THE PROBLEM »
Word for word, retype every line of the data.

Stored data entries
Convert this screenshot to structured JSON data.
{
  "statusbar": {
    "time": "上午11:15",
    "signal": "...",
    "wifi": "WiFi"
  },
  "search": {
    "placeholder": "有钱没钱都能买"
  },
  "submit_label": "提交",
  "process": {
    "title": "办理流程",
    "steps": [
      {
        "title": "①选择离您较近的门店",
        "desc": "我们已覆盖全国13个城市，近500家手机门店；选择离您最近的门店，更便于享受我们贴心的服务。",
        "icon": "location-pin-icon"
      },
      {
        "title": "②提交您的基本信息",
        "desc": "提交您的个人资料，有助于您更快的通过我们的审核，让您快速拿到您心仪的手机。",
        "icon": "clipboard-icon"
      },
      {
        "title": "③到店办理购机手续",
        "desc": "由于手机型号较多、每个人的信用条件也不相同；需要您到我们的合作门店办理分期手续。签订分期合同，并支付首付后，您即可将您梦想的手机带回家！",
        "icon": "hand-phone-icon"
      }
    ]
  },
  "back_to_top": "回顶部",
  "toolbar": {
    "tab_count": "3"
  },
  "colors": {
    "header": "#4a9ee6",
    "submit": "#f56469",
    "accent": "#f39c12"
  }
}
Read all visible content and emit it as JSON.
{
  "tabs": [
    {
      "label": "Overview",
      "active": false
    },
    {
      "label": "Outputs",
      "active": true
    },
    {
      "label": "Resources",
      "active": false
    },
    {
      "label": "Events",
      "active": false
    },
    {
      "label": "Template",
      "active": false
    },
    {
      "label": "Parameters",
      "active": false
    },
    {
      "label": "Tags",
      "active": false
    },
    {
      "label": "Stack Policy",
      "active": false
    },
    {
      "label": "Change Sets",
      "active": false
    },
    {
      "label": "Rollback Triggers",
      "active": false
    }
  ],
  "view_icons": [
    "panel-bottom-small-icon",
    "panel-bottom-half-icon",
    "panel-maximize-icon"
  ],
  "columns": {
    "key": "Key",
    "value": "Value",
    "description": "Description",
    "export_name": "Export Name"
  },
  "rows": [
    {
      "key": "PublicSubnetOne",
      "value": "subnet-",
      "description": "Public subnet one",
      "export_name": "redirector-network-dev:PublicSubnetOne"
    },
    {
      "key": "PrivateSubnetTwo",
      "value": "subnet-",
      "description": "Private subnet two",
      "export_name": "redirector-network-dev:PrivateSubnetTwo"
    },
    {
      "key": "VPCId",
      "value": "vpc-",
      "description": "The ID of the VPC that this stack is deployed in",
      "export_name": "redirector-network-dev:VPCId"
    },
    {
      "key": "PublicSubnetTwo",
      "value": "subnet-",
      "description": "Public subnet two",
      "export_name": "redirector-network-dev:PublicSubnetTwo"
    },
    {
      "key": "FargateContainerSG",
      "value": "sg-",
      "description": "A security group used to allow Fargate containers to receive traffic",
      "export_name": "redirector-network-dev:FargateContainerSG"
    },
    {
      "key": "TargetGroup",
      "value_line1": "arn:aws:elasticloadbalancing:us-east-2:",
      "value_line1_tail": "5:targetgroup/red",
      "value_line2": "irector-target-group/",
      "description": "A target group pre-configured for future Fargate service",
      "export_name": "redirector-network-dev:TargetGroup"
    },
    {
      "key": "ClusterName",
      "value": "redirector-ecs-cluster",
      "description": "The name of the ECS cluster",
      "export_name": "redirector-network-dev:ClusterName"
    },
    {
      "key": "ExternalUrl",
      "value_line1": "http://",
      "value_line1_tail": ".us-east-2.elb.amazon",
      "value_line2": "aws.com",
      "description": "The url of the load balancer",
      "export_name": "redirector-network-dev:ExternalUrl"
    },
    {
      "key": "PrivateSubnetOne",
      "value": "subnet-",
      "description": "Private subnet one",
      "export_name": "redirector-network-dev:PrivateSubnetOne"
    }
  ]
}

FINISHED EXERCISE »
Convert this screenshot to structured JSON data.
{
  "statusbar": {
    "time": "上午11:15",
    "signal": "...",
    "wifi": "WiFi"
  },
  "search": {
    "placeholder": "有钱没钱都能买"
  },
  "submit_label": "提交",
  "process": {
    "title": "办理流程",
    "steps": [
      {
        "title": "①选择离您较近的门店",
        "desc": "我们已覆盖全国13个城市，近500家手机门店；选择离您最近的门店，更便于享受我们贴心的服务。",
        "icon": "location-pin-icon"
      },
      {
        "title": "②提交您的基本信息",
        "desc": "提交您的个人资料，有助于您更快的通过我们的审核，让您快速拿到您心仪的手机。",
        "icon": "clipboard-icon"
      },
      {
        "title": "③到店办理购机手续",
        "desc": "由于手机型号较多、每个人的信用条件也不相同；需要您到我们的合作门店办理分期手续。签订分期合同，并支付首付后，您即可将您梦想的手机带回家！",
        "icon": "hand-phone-icon"
      }
    ]
  },
  "back_to_top": "回顶部",
  "toolbar": {
    "tab_count": "3"
  },
  "colors": {
    "header": "#4a9ee6",
    "submit": "#f56469",
    "accent": "#f39c12"
  }
}
Read all visible content and emit it as JSON.
{
  "tabs": [
    {
      "label": "Overview",
      "active": false
    },
    {
      "label": "Outputs",
      "active": true
    },
    {
      "label": "Resources",
      "active": false
    },
    {
      "label": "Events",
      "active": false
    },
    {
      "label": "Template",
      "active": false
    },
    {
      "label": "Parameters",
      "active": false
    },
    {
      "label": "Tags",
      "active": false
    },
    {
      "label": "Stack Policy",
      "active": false
    },
    {
      "label": "Change Sets",
      "active": false
    },
    {
      "label": "Rollback Triggers",
      "active": false
    }
  ],
  "view_icons": [
    "panel-bottom-small-icon",
    "panel-bottom-half-icon",
    "panel-maximize-icon"
  ],
  "columns": {
    "key": "Key",
    "value": "Value",
    "description": "Description",
    "export_name": "Export Name"
  },
  "rows": [
    {
      "key": "PublicSubnetOne",
      "value": "subnet-",
      "description": "Public subnet one",
      "export_name": "redirector-network-dev:PublicSubnetOne"
    },
    {
      "key": "PrivateSubnetTwo",
      "value": "subnet-",
      "description": "Private subnet two",
      "export_name": "redirector-network-dev:PrivateSubnetTwo"
    },
    {
      "key": "VPCId",
      "value": "vpc-",
      "description": "The ID of the VPC that this stack is deployed in",
      "export_name": "redirector-network-dev:VPCId"
    },
    {
      "key": "PublicSubnetTwo",
      "value": "subnet-",
      "description": "Public subnet two",
      "export_name": "redirector-network-dev:PublicSubnetTwo"
    },
    {
      "key": "FargateContainerSG",
      "value": "sg-",
      "description": "A security group used to allow Fargate containers to receive traffic",
      "export_name": "redirector-network-dev:FargateContainerSG"
    },
    {
      "key": "TargetGroup",
      "value_line1": "arn:aws:elasticloadbalancing:us-east-2:",
      "value_line1_tail": "5:targetgroup/red",
      "value_line2": "irector-target-group/",
      "description": "A target group pre-configured for future Fargate service",
      "export_name": "redirector-network-dev:TargetGroup"
    },
    {
      "key": "ClusterName",
      "value": "redirector-ecs-cluster",
      "description": "The name of the ECS cluster",
      "export_name": "redirector-network-dev:ClusterName"
    },
    {
      "key": "ExternalUrl",
      "value_line1": "http://",
      "value_line1_tail": ".us-east-2.elb.amazon",
      "value_line2": "aws.com",
      "description": "The url of the load balancer",
      "export_name": "redirector-network-dev:ExternalUrl"
    },
    {
      "key": "PrivateSubnetOne",
      "value": "subnet-",
      "description": "Private subnet one",
      "export_name": "redirector-network-dev:PrivateSubnetOne"
    }
  ]
}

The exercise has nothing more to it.